Income taxes are an important part of your finances during your career, but they don’t exactly go away once you retire. One way or another, you will pay some income taxes on your retirement income, too. But because your tax liability will depend upon the choices you make now, it’s important to understand how to structure your retirement income for the future.
Pay now: Earning a tax-free income sounds like a dream come true, and something that many people would choose for their retirement years. One retirement saving option does allow you to enjoy tax-free withdrawals during retirement, but that’s because you’ve already paid income taxes on the money when you earned it.
A Roth account allows you to save money on an “after tax” basis. This means after you’ve paid regular income taxes on your earnings, you can make contributions to your Roth account from what is left over. You don’t earn a tax break for saving this way now, but you won’t owe income taxes on the withdrawals you take during your retirement years.
Pay later: If you save for retirement using a 401(k) account, your contributions to that account will be made on a “pre-tax” basis.

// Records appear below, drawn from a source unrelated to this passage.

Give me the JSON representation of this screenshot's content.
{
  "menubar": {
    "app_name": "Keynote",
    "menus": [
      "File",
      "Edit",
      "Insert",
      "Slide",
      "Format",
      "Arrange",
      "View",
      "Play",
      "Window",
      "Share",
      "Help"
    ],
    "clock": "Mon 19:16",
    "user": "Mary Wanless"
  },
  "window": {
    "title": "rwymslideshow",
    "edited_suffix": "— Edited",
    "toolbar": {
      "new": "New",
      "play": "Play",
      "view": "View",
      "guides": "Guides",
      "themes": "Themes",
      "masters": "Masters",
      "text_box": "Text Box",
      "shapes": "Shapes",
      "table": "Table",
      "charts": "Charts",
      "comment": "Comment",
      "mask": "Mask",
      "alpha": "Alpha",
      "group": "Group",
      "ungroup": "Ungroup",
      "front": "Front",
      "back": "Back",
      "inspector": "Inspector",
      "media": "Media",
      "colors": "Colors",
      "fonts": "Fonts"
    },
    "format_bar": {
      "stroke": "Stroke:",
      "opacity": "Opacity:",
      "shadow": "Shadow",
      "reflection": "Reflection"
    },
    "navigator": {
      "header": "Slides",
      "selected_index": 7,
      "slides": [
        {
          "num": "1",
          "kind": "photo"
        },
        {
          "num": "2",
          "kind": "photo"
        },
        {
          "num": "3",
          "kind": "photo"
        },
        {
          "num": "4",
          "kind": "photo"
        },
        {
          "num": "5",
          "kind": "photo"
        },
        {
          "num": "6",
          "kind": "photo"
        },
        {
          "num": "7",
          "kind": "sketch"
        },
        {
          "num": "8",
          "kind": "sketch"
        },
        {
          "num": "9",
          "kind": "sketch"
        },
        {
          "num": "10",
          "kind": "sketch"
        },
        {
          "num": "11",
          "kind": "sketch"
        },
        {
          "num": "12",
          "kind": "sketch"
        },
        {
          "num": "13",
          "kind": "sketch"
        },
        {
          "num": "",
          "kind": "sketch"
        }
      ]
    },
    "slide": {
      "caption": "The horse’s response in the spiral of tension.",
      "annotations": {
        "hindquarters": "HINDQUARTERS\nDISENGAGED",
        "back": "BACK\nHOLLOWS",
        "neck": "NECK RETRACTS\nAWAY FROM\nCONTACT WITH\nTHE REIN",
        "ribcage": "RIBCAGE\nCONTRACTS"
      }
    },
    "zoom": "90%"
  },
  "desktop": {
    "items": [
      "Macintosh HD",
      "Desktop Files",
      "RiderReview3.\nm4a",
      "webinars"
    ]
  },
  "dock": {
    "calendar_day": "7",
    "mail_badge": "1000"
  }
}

That means if you stash $19,000 in your 401(k) this year, your taxable income will be reduced by the same amount. This can be a good choice for those who want to reduce their tax liability during their working years.
However, the trade-off is that you will pay income taxes on distributions from that account after you retire. So, anticipate your tax bracket in retirement, and plan to pay income taxes based on that annual income.
As you can see, income taxes are inevitable either way. But because you could potentially save a significant amount of money by choosing the retirement savings option that works best for your situation, this is a choice to make carefully. Let’s discuss this issue at your next appointment, so that we can help you decide what might work best for your current and future tax situations.